Report every line of the records below that contains the word "thumbs".
Recorded information section start
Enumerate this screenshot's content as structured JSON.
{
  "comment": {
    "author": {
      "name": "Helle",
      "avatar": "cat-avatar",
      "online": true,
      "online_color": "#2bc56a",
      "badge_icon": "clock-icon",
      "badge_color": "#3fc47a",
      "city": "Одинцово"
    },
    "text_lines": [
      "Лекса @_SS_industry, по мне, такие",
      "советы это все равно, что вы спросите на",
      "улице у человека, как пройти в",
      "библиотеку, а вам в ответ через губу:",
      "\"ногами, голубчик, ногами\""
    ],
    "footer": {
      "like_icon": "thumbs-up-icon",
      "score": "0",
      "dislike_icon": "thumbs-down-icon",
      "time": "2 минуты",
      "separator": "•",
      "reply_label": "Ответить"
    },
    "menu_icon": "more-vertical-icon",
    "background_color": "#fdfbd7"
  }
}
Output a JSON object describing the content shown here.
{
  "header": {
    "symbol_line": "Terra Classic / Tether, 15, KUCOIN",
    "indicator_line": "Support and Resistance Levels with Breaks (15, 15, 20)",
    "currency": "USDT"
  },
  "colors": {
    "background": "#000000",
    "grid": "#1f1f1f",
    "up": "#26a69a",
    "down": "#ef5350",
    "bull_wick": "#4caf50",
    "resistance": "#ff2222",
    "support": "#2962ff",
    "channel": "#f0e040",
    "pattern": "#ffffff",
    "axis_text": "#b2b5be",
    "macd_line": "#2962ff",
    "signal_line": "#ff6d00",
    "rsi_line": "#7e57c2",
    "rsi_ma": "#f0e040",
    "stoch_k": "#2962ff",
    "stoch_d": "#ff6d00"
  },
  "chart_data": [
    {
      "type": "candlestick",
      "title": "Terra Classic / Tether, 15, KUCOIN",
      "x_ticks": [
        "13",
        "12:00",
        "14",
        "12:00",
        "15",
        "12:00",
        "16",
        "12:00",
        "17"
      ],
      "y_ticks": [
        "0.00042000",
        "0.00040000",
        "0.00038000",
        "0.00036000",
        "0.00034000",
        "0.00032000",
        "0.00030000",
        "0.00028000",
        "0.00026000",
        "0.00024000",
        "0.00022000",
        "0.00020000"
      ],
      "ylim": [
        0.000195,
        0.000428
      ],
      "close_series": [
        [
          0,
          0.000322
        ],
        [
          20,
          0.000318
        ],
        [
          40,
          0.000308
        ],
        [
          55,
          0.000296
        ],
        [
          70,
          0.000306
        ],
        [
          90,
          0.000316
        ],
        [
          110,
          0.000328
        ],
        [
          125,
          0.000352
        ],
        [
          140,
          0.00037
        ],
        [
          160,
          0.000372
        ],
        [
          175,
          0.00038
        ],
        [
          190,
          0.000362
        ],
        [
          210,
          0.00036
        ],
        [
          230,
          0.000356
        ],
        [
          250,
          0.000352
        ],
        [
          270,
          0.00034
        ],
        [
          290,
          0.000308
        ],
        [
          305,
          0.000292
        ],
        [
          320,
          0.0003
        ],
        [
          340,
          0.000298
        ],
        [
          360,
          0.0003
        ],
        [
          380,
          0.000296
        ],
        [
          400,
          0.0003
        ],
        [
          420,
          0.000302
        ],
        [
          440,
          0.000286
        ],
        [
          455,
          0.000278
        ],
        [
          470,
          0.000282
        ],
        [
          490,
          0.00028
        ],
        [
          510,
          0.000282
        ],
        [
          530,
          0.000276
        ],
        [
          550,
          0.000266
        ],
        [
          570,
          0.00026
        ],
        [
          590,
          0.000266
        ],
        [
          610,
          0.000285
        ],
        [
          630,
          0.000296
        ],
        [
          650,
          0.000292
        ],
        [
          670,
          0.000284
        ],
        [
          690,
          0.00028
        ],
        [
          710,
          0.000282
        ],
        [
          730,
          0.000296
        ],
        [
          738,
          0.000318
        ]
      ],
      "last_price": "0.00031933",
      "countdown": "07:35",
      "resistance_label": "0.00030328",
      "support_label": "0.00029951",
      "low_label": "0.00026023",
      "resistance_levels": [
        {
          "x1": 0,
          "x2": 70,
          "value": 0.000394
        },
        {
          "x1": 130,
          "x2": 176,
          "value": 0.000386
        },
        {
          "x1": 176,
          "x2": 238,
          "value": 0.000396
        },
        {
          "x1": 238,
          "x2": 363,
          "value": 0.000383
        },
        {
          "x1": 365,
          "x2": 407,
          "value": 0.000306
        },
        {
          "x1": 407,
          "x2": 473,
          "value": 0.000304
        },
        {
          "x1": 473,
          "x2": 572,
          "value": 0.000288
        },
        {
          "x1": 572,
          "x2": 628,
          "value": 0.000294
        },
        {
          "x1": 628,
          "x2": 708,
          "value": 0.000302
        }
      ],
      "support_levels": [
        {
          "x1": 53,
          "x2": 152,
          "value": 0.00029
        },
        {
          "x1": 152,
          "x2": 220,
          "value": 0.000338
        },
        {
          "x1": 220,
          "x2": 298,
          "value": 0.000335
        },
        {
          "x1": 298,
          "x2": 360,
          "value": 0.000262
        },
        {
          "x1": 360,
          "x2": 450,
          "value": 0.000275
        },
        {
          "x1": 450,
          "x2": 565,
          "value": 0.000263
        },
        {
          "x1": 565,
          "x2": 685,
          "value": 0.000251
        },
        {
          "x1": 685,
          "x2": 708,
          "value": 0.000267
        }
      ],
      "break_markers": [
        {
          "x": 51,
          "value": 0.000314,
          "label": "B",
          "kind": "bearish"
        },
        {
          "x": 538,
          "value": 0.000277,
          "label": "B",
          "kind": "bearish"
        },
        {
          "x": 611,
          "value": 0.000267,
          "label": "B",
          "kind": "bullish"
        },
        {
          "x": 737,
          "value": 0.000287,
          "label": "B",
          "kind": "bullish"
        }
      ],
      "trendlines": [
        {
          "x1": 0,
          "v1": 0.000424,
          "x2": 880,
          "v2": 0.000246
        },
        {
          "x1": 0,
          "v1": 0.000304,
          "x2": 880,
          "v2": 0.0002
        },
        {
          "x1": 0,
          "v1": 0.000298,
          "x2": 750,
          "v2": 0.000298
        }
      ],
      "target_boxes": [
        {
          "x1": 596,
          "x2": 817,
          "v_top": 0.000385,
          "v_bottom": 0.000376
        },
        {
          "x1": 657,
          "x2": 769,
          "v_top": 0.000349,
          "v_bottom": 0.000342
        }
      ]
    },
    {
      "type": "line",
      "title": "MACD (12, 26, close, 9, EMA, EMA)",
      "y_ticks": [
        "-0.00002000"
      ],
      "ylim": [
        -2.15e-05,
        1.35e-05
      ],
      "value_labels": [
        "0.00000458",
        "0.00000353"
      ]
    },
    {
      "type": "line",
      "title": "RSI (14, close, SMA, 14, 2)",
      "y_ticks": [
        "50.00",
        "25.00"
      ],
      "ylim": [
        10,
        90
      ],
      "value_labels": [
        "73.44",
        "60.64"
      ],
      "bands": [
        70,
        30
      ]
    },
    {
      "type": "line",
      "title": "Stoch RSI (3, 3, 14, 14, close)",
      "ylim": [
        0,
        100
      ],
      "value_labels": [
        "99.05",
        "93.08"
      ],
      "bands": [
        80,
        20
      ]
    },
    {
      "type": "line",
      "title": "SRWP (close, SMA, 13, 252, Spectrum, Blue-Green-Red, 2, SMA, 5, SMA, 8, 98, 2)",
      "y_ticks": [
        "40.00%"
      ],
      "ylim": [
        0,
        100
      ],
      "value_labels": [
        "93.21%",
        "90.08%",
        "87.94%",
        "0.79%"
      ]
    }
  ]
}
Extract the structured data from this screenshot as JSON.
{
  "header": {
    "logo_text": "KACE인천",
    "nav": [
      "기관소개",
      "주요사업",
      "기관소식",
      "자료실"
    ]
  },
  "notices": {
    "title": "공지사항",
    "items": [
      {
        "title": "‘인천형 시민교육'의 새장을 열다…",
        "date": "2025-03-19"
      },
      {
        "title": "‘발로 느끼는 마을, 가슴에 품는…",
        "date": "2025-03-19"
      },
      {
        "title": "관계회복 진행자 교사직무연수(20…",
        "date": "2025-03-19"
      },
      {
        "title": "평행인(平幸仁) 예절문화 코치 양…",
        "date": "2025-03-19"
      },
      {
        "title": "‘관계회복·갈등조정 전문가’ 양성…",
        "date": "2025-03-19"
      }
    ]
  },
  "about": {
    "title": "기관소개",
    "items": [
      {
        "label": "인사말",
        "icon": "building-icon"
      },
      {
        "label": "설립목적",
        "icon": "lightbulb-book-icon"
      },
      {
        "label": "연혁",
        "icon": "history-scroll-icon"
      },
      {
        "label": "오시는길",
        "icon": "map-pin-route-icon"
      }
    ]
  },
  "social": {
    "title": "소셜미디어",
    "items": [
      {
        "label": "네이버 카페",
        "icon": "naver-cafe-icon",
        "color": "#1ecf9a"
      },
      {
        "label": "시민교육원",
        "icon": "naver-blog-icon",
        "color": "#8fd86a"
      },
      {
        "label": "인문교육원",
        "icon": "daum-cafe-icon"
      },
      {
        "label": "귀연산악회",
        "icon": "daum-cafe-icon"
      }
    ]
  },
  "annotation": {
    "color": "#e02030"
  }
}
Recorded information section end
**Finished task:**
      "like_icon": "thumbs-up-icon",
      "dislike_icon": "thumbs-down-icon",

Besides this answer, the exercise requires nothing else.